▶ [WHAT IS REQUIRED]: Give only the number of lines in the records below that contain the word "this".

▶ [EXERCISE INPUTS]:
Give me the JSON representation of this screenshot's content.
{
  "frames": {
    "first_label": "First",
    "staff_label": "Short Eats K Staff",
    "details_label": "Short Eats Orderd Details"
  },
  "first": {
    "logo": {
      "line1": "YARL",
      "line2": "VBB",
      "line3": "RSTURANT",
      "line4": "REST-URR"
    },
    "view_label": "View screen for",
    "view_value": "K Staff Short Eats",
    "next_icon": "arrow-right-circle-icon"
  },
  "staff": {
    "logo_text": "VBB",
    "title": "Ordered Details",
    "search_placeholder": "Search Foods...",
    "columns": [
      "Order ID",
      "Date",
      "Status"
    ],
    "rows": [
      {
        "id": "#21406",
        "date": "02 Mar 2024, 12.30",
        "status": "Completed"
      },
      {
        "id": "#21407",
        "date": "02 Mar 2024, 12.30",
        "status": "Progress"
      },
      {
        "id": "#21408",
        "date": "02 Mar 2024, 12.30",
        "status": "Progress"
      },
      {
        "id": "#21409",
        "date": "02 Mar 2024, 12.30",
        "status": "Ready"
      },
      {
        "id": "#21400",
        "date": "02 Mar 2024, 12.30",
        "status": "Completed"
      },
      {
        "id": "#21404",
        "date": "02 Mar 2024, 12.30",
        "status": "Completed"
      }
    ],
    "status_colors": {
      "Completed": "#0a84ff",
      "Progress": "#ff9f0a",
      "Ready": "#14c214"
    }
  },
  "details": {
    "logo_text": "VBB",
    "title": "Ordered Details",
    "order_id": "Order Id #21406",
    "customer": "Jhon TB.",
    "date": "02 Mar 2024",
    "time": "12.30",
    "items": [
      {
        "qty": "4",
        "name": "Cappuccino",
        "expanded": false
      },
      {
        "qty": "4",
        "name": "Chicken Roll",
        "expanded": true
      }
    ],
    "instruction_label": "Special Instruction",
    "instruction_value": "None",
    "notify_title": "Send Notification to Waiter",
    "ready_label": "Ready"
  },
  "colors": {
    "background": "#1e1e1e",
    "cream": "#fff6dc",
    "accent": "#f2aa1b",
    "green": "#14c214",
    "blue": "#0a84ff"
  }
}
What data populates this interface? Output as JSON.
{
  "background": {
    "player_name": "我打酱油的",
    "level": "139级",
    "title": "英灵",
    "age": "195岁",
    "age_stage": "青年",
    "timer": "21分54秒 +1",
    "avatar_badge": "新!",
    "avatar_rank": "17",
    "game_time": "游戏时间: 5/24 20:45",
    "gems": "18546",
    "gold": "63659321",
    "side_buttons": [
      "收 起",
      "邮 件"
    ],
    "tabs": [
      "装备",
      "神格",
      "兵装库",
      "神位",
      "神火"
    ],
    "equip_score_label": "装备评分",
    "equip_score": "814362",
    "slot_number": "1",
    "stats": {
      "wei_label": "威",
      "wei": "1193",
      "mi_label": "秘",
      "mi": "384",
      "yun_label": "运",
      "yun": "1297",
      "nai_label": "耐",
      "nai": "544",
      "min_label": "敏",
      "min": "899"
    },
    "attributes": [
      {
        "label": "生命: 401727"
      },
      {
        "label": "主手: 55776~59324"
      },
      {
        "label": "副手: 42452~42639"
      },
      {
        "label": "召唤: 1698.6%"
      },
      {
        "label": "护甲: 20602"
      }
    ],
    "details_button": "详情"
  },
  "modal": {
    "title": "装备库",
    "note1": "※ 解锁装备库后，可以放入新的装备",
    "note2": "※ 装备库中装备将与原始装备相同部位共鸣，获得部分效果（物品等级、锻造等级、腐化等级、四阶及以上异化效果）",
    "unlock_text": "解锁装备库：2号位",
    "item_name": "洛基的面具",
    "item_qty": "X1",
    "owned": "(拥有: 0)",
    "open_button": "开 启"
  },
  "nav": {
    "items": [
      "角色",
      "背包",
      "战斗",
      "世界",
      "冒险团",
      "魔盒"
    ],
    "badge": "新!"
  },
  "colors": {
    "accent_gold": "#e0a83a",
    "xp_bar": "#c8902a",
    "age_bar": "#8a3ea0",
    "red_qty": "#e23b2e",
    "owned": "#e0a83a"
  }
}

▶ [EXPECTED ANSWER]: 2